_GOAL OF THE EXERCISE_: Return all the lines below, exactly as they read.

Data items

● ● ● ● ●

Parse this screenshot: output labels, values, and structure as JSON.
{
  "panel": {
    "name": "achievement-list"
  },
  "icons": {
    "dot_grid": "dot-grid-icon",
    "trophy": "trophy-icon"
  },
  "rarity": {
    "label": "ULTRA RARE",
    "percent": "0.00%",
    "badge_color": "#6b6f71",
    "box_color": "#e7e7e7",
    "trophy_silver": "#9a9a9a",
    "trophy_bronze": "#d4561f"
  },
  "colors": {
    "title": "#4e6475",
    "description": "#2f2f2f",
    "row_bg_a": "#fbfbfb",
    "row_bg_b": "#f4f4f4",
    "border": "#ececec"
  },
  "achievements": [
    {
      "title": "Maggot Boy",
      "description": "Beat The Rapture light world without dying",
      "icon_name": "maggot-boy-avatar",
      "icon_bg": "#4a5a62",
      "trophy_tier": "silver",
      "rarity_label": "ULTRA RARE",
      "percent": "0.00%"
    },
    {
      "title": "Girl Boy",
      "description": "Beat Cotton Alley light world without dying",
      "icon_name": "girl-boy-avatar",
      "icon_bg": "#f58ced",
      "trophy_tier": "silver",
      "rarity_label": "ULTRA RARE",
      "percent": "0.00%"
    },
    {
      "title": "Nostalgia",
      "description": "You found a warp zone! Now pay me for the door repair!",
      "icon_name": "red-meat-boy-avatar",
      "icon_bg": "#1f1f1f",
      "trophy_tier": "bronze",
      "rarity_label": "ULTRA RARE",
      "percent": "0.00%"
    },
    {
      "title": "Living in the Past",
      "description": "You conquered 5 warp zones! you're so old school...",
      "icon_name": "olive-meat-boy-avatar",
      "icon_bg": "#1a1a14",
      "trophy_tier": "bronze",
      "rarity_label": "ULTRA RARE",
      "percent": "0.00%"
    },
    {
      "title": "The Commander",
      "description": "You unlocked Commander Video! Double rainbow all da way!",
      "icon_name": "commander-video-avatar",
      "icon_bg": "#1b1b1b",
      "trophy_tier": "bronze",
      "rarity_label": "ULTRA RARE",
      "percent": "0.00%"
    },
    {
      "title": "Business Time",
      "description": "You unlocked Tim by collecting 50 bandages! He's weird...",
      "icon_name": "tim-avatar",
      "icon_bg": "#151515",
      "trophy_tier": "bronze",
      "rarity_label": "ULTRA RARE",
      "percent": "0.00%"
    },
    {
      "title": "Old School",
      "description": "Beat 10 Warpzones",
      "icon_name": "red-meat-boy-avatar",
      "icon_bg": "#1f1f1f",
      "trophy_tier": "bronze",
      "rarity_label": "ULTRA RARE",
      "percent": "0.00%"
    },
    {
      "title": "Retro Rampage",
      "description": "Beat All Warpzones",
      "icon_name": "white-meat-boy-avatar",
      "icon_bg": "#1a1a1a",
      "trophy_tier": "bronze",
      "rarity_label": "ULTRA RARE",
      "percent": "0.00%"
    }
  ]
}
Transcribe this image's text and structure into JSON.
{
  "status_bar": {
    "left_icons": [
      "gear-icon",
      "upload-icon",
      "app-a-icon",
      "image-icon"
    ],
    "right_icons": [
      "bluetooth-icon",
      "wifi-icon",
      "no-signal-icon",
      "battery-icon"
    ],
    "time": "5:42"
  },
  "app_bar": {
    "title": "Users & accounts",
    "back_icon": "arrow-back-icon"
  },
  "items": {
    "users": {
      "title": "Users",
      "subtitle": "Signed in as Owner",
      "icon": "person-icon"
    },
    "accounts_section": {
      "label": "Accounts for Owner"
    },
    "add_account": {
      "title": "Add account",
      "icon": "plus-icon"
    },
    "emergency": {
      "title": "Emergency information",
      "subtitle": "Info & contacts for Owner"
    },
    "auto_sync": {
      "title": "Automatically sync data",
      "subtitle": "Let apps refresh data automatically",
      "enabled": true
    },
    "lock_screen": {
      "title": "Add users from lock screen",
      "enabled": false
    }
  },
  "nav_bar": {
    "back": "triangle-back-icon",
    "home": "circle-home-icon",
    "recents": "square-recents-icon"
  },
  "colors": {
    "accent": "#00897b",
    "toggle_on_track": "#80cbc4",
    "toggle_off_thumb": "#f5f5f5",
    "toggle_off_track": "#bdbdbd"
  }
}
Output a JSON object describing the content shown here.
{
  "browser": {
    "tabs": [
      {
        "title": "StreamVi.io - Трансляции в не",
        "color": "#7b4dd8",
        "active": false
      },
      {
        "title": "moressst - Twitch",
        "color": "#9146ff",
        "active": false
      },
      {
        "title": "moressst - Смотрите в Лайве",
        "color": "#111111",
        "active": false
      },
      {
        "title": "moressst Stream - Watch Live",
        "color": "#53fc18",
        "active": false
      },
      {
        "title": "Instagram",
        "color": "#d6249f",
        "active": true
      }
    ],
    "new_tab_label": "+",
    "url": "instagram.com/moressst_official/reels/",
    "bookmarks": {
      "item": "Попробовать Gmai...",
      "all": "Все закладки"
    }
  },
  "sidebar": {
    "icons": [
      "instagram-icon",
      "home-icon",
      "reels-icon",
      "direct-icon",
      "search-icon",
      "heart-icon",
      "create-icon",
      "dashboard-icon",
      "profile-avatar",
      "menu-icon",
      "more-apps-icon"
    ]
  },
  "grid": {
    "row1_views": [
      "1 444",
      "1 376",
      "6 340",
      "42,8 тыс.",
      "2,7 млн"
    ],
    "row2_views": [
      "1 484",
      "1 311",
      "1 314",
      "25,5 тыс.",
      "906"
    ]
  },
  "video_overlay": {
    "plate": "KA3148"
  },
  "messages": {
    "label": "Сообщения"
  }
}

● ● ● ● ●

_RESPONSE TO THIS EXERCISE_:
Parse this screenshot: output labels, values, and structure as JSON.
{
  "panel": {
    "name": "achievement-list"
  },
  "icons": {
    "dot_grid": "dot-grid-icon",
    "trophy": "trophy-icon"
  },
  "rarity": {
    "label": "ULTRA RARE",
    "percent": "0.00%",
    "badge_color": "#6b6f71",
    "box_color": "#e7e7e7",
    "trophy_silver": "#9a9a9a",
    "trophy_bronze": "#d4561f"
  },
  "colors": {
    "title": "#4e6475",
    "description": "#2f2f2f",
    "row_bg_a": "#fbfbfb",
    "row_bg_b": "#f4f4f4",
    "border": "#ececec"
  },
  "achievements": [
    {
      "title": "Maggot Boy",
      "description": "Beat The Rapture light world without dying",
      "icon_name": "maggot-boy-avatar",
      "icon_bg": "#4a5a62",
      "trophy_tier": "silver",
      "rarity_label": "ULTRA RARE",
      "percent": "0.00%"
    },
    {
      "title": "Girl Boy",
      "description": "Beat Cotton Alley light world without dying",
      "icon_name": "girl-boy-avatar",
      "icon_bg": "#f58ced",
      "trophy_tier": "silver",
      "rarity_label": "ULTRA RARE",
      "percent": "0.00%"
    },
    {
      "title": "Nostalgia",
      "description": "You found a warp zone! Now pay me for the door repair!",
      "icon_name": "red-meat-boy-avatar",
      "icon_bg": "#1f1f1f",
      "trophy_tier": "bronze",
      "rarity_label": "ULTRA RARE",
      "percent": "0.00%"
    },
    {
      "title": "Living in the Past",
      "description": "You conquered 5 warp zones! you're so old school...",
      "icon_name": "olive-meat-boy-avatar",
      "icon_bg": "#1a1a14",
      "trophy_tier": "bronze",
      "rarity_label": "ULTRA RARE",
      "percent": "0.00%"
    },
    {
      "title": "The Commander",
      "description": "You unlocked Commander Video! Double rainbow all da way!",
      "icon_name": "commander-video-avatar",
      "icon_bg": "#1b1b1b",
      "trophy_tier": "bronze",
      "rarity_label": "ULTRA RARE",
      "percent": "0.00%"
    },
    {
      "title": "Business Time",
      "description": "You unlocked Tim by collecting 50 bandages! He's weird...",
      "icon_name": "tim-avatar",
      "icon_bg": "#151515",
      "trophy_tier": "bronze",
      "rarity_label": "ULTRA RARE",
      "percent": "0.00%"
    },
    {
      "title": "Old School",
      "description": "Beat 10 Warpzones",
      "icon_name": "red-meat-boy-avatar",
      "icon_bg": "#1f1f1f",
      "trophy_tier": "bronze",
      "rarity_label": "ULTRA RARE",
      "percent": "0.00%"
    },
    {
      "title": "Retro Rampage",
      "description": "Beat All Warpzones",
      "icon_name": "white-meat-boy-avatar",
      "icon_bg": "#1a1a1a",
      "trophy_tier": "bronze",
      "rarity_label": "ULTRA RARE",
      "percent": "0.00%"
    }
  ]
}
Transcribe this image's text and structure into JSON.
{
  "status_bar": {
    "left_icons": [
      "gear-icon",
      "upload-icon",
      "app-a-icon",
      "image-icon"
    ],
    "right_icons": [
      "bluetooth-icon",
      "wifi-icon",
      "no-signal-icon",
      "battery-icon"
    ],
    "time": "5:42"
  },
  "app_bar": {
    "title": "Users & accounts",
    "back_icon": "arrow-back-icon"
  },
  "items": {
    "users": {
      "title": "Users",
      "subtitle": "Signed in as Owner",
      "icon": "person-icon"
    },
    "accounts_section": {
      "label": "Accounts for Owner"
    },
    "add_account": {
      "title": "Add account",
      "icon": "plus-icon"
    },
    "emergency": {
      "title": "Emergency information",
      "subtitle": "Info & contacts for Owner"
    },
    "auto_sync": {
      "title": "Automatically sync data",
      "subtitle": "Let apps refresh data automatically",
      "enabled": true
    },
    "lock_screen": {
      "title": "Add users from lock screen",
      "enabled": false
    }
  },
  "nav_bar": {
    "back": "triangle-back-icon",
    "home": "circle-home-icon",
    "recents": "square-recents-icon"
  },
  "colors": {
    "accent": "#00897b",
    "toggle_on_track": "#80cbc4",
    "toggle_off_thumb": "#f5f5f5",
    "toggle_off_track": "#bdbdbd"
  }
}
Output a JSON object describing the content shown here.
{
  "browser": {
    "tabs": [
      {
        "title": "StreamVi.io - Трансляции в не",
        "color": "#7b4dd8",
        "active": false
      },
      {
        "title": "moressst - Twitch",
        "color": "#9146ff",
        "active": false
      },
      {
        "title": "moressst - Смотрите в Лайве",
        "color": "#111111",
        "active": false
      },
      {
        "title": "moressst Stream - Watch Live",
        "color": "#53fc18",
        "active": false
      },
      {
        "title": "Instagram",
        "color": "#d6249f",
        "active": true
      }
    ],
    "new_tab_label": "+",
    "url": "instagram.com/moressst_official/reels/",
    "bookmarks": {
      "item": "Попробовать Gmai...",
      "all": "Все закладки"
    }
  },
  "sidebar": {
    "icons": [
      "instagram-icon",
      "home-icon",
      "reels-icon",
      "direct-icon",
      "search-icon",
      "heart-icon",
      "create-icon",
      "dashboard-icon",
      "profile-avatar",
      "menu-icon",
      "more-apps-icon"
    ]
  },
  "grid": {
    "row1_views": [
      "1 444",
      "1 376",
      "6 340",
      "42,8 тыс.",
      "2,7 млн"
    ],
    "row2_views": [
      "1 484",
      "1 311",
      "1 314",
      "25,5 тыс.",
      "906"
    ]
  },
  "video_overlay": {
    "plate": "KA3148"
  },
  "messages": {
    "label": "Сообщения"
  }
}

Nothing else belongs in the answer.